When Noriko glances across the room and spots the woman her aunt is urging her father to marry, her mood suddenly collapses and we see a side of the relaxed and winsome young woman she has not shown before. In an instant the expression on her face and in her eyes hardens as she stares at her rival, her face tense with stress. Hara lowers her head and closes her eyes in that characteristic way of hers that here suggests simultaneously a dropping away of Noriko's carefree façade, anguish and utter dejection, and finally a closing down of all outward expression of her inner emotional tumult. It's a stunning transformation that in its suddenness and completeness I've seldom seen equaled on the screen.

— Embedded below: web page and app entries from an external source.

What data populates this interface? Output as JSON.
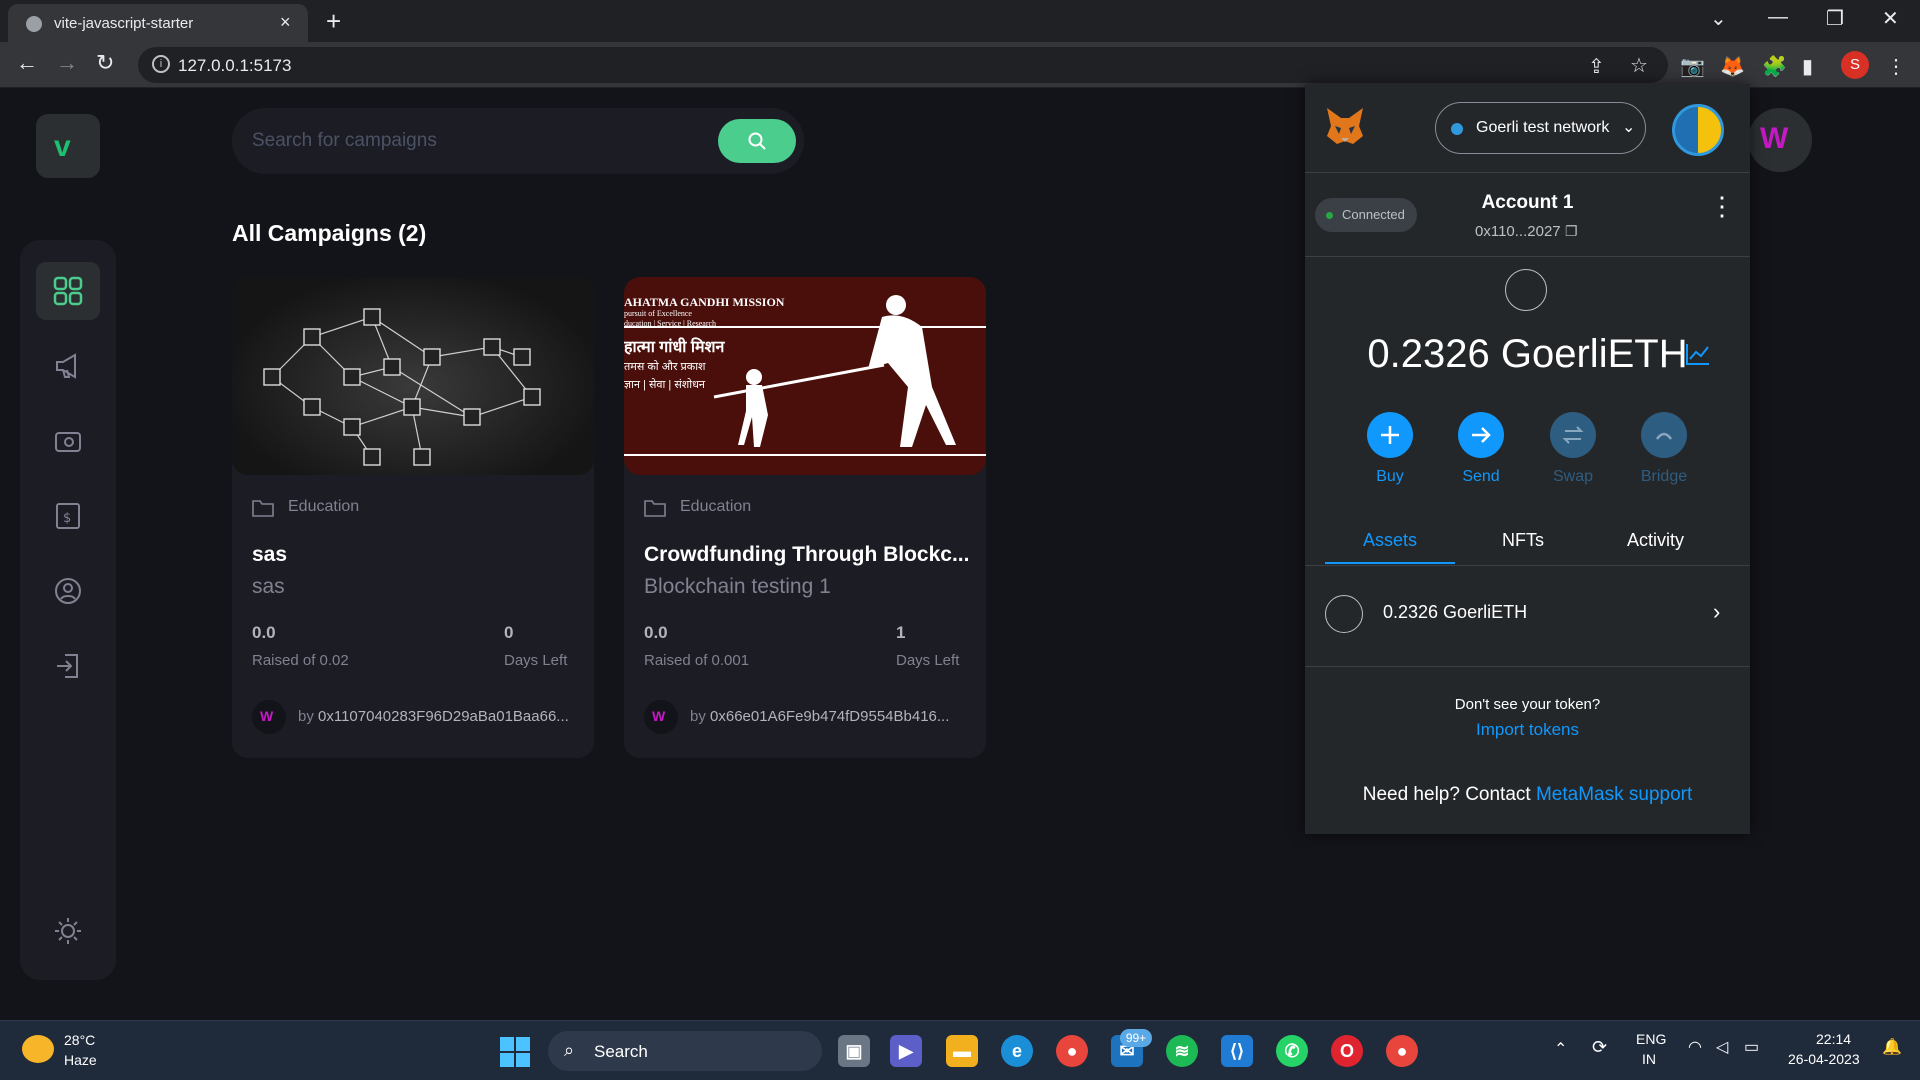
{
  "browser": {
    "tab_title": "vite-javascript-starter",
    "tab_close": "×",
    "new_tab": "+",
    "url": "127.0.0.1:5173",
    "profile_initial": "S"
  },
  "app": {
    "logo_letter": "v",
    "search": {
      "placeholder": "Search for campaigns"
    },
    "section_title": "All Campaigns (2)",
    "campaigns": [
      {
        "category": "Education",
        "title": "sas",
        "description": "sas",
        "amount_collected": "0.0",
        "raised_label": "Raised of 0.02",
        "days_left": "0",
        "days_label": "Days Left",
        "owner_prefix": "by ",
        "owner": "0x1107040283F96D29aBa01Baa66..."
      },
      {
        "category": "Education",
        "title": "Crowdfunding Through Blockc...",
        "description": "Blockchain testing 1",
        "amount_collected": "0.0",
        "raised_label": "Raised of 0.001",
        "days_left": "1",
        "days_label": "Days Left",
        "owner_prefix": "by ",
        "owner": "0x66e01A6Fe9b474fD9554Bb416...",
        "image_lines": [
          "AHATMA GANDHI MISSION",
          "pursuit of Excellence",
          "ducation | Service | Research",
          "हात्मा गांधी मिशन",
          "तमस को और प्रकाश",
          "ज्ञान | सेवा | संशोधन"
        ]
      }
    ]
  },
  "metamask": {
    "network": "Goerli test network",
    "connection_status": "Connected",
    "account_name": "Account 1",
    "address": "0x110...2027",
    "balance": "0.2326 GoerliETH",
    "actions": [
      "Buy",
      "Send",
      "Swap",
      "Bridge"
    ],
    "tabs": [
      "Assets",
      "NFTs",
      "Activity"
    ],
    "asset_row": "0.2326 GoerliETH",
    "dont_see": "Don't see your token?",
    "import_tokens": "Import tokens",
    "help_prefix": "Need help? Contact ",
    "help_link": "MetaMask support"
  },
  "taskbar": {
    "temperature": "28°C",
    "condition": "Haze",
    "search_label": "Search",
    "mail_badge": "99+",
    "language": "ENG",
    "region": "IN",
    "time": "22:14",
    "date": "26-04-2023"
  },
  "colors": {
    "accent_green": "#4acd8d",
    "metamask_blue": "#1098fc",
    "background": "#13131a",
    "card": "#1c1c24"
  }
}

The last scene in the film, when Noriko's father sits alone in the empty house after the wedding contemplatively peeling an apple, powerfully conveys the loneliness he feels. Yet if you look closely at that amazing sequence, you can see that, like so much in Ozu's films, despite its apparent simplicity it suggests a great deal more than it actually shows. If it suggests the sense of loss Noriko's father feels, at the same time it also suggests that the painful process of separation has exposed some dormant but essential element of his psyche. Take a closer look at the room he is sitting in. This downstairs room is in his part of the house. But the traditional furniture from earlier in the film is gone, replaced by the Western-style furniture we saw earlier in Noriko's room upstairs. Apparently, like Noriko he too has moved forward into a new phase of his life, the way an insect sheds its old skin for a new one. This new phase might lack the familiarity and security of his former life with Noriko, but at the same time the loosening of the bond between him and Noriko has given him the freedom to move in a new direction of his own choosing.

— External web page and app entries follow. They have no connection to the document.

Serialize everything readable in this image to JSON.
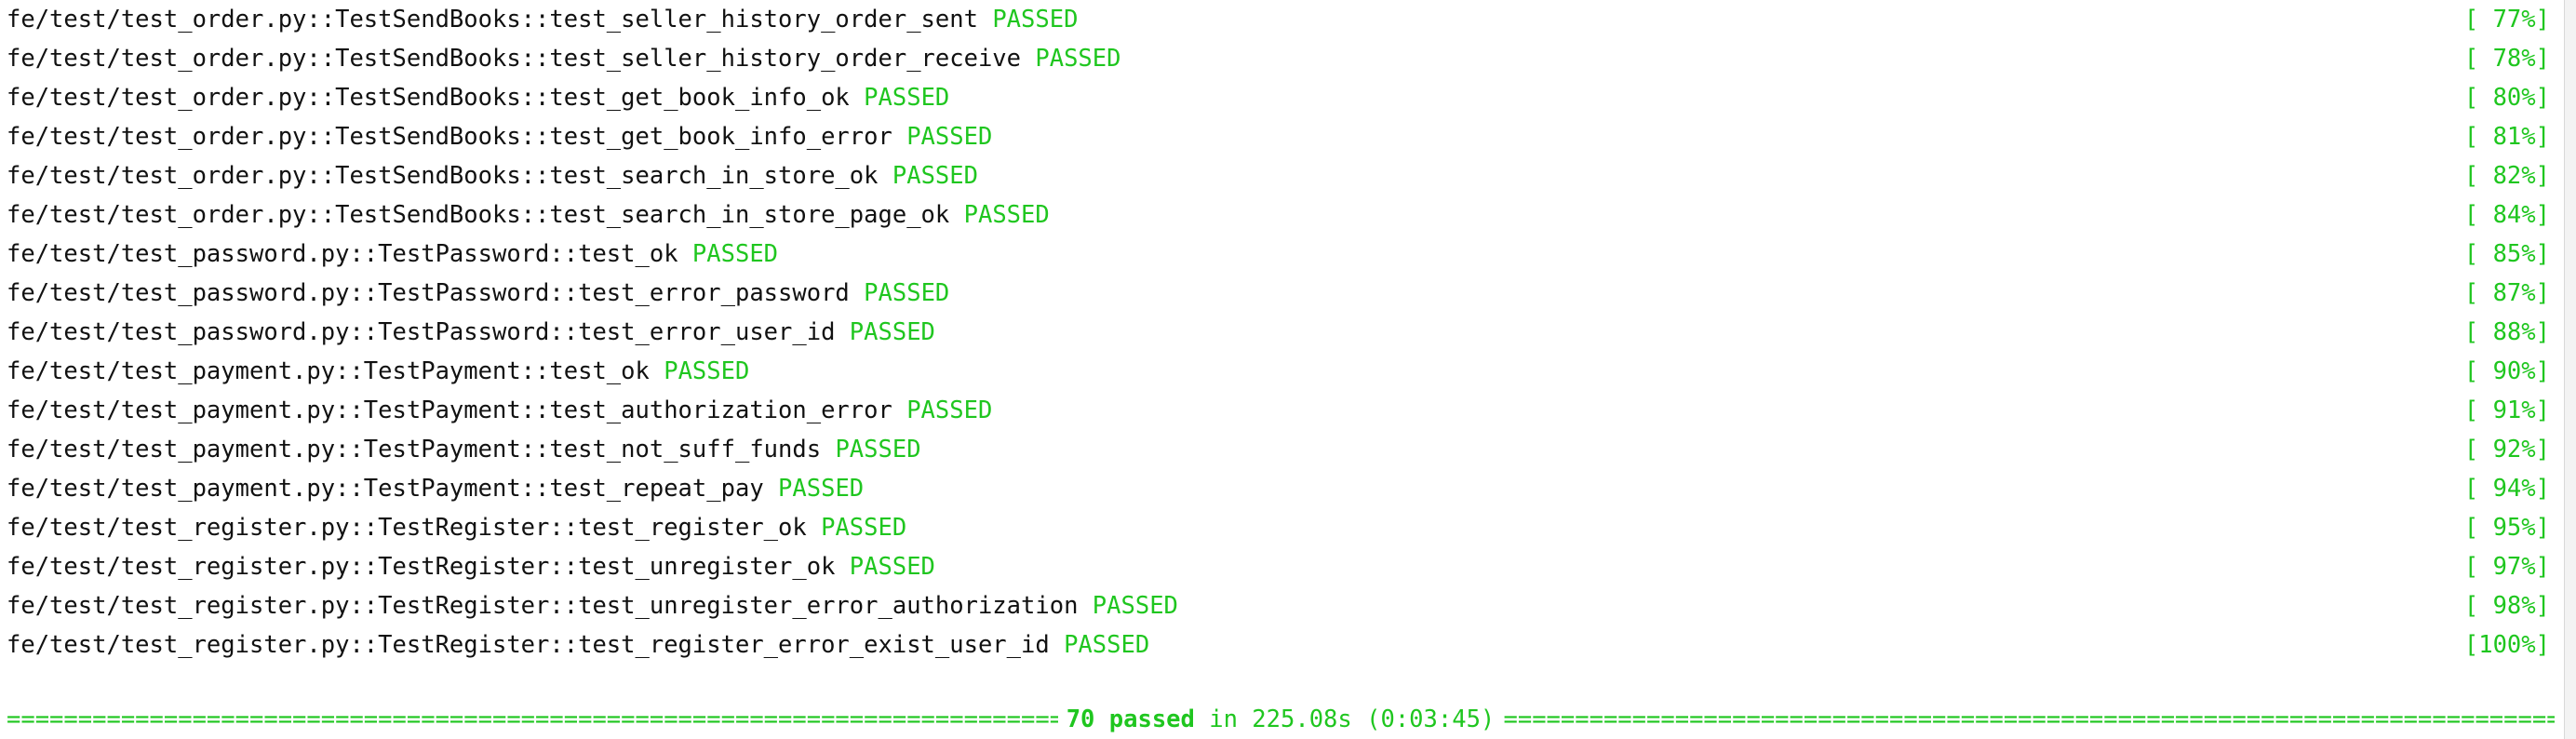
{
  "colors": {
    "pass": "#1fc61f",
    "text": "#111111",
    "background": "#ffffff"
  },
  "lines": [
    {
      "test_id": "fe/test/test_order.py::TestSendBooks::test_seller_history_order_sent",
      "status": "PASSED",
      "progress": "[ 77%]"
    },
    {
      "test_id": "fe/test/test_order.py::TestSendBooks::test_seller_history_order_receive",
      "status": "PASSED",
      "progress": "[ 78%]"
    },
    {
      "test_id": "fe/test/test_order.py::TestSendBooks::test_get_book_info_ok",
      "status": "PASSED",
      "progress": "[ 80%]"
    },
    {
      "test_id": "fe/test/test_order.py::TestSendBooks::test_get_book_info_error",
      "status": "PASSED",
      "progress": "[ 81%]"
    },
    {
      "test_id": "fe/test/test_order.py::TestSendBooks::test_search_in_store_ok",
      "status": "PASSED",
      "progress": "[ 82%]"
    },
    {
      "test_id": "fe/test/test_order.py::TestSendBooks::test_search_in_store_page_ok",
      "status": "PASSED",
      "progress": "[ 84%]"
    },
    {
      "test_id": "fe/test/test_password.py::TestPassword::test_ok",
      "status": "PASSED",
      "progress": "[ 85%]"
    },
    {
      "test_id": "fe/test/test_password.py::TestPassword::test_error_password",
      "status": "PASSED",
      "progress": "[ 87%]"
    },
    {
      "test_id": "fe/test/test_password.py::TestPassword::test_error_user_id",
      "status": "PASSED",
      "progress": "[ 88%]"
    },
    {
      "test_id": "fe/test/test_payment.py::TestPayment::test_ok",
      "status": "PASSED",
      "progress": "[ 90%]"
    },
    {
      "test_id": "fe/test/test_payment.py::TestPayment::test_authorization_error",
      "status": "PASSED",
      "progress": "[ 91%]"
    },
    {
      "test_id": "fe/test/test_payment.py::TestPayment::test_not_suff_funds",
      "status": "PASSED",
      "progress": "[ 92%]"
    },
    {
      "test_id": "fe/test/test_payment.py::TestPayment::test_repeat_pay",
      "status": "PASSED",
      "progress": "[ 94%]"
    },
    {
      "test_id": "fe/test/test_register.py::TestRegister::test_register_ok",
      "status": "PASSED",
      "progress": "[ 95%]"
    },
    {
      "test_id": "fe/test/test_register.py::TestRegister::test_unregister_ok",
      "status": "PASSED",
      "progress": "[ 97%]"
    },
    {
      "test_id": "fe/test/test_register.py::TestRegister::test_unregister_error_authorization",
      "status": "PASSED",
      "progress": "[ 98%]"
    },
    {
      "test_id": "fe/test/test_register.py::TestRegister::test_register_error_exist_user_id",
      "status": "PASSED",
      "progress": "[100%]"
    }
  ],
  "summary": {
    "count": "70 passed",
    "duration": "in 225.08s (0:03:45)",
    "rule_char": "="
  }
}
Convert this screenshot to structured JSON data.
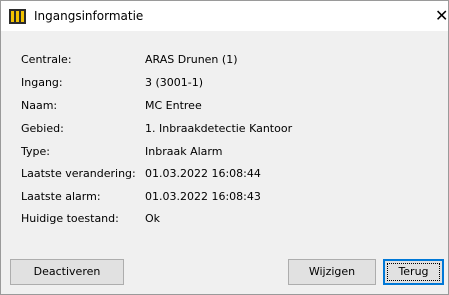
{
  "window": {
    "title": "Ingangsinformatie",
    "close_glyph": "✕",
    "icon": "app-icon"
  },
  "fields": [
    {
      "label": "Centrale:",
      "value": "ARAS Drunen (1)"
    },
    {
      "label": "Ingang:",
      "value": "3 (3001-1)"
    },
    {
      "label": "Naam:",
      "value": "MC Entree"
    },
    {
      "label": "Gebied:",
      "value": "1. Inbraakdetectie Kantoor"
    },
    {
      "label": "Type:",
      "value": "Inbraak Alarm"
    },
    {
      "label": "Laatste verandering:",
      "value": "01.03.2022 16:08:44"
    },
    {
      "label": "Laatste alarm:",
      "value": "01.03.2022 16:08:43"
    },
    {
      "label": "Huidige toestand:",
      "value": "Ok"
    }
  ],
  "buttons": {
    "deactivate": "Deactiveren",
    "edit": "Wijzigen",
    "back": "Terug"
  }
}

Ozu then surpasses this apple-peeling sequence with the final shot of the film, a brief pillow-shot coda of waves gently breaking on the shore, a shot which seems to imply that the lives of Noriko and her father are part of a much larger natural continuum. It's impossible not to think back to the Noh play they attended earlier in the film, whose theme was that of achieving enlightenment through the close observation of nature. I don't believe I've seen another movie which expresses something this ineffable as succinctly as Ozu does in that remarkable final shot, pretty but meaningless on its own, yet containing a universe of meaning in the context of the small human drama we've just experienced in the film.
You might also like:
- Regret, Hope, and Acceptance: Ozu's Last Three Films
- Two Early Films by Ozu, Part 1: The Only Son (1936)
- Two Early Films by Ozu, Part 2: There Was a Father (1942)
- No Regrets for Our Youth (Setsuko Hara and Kurosawa)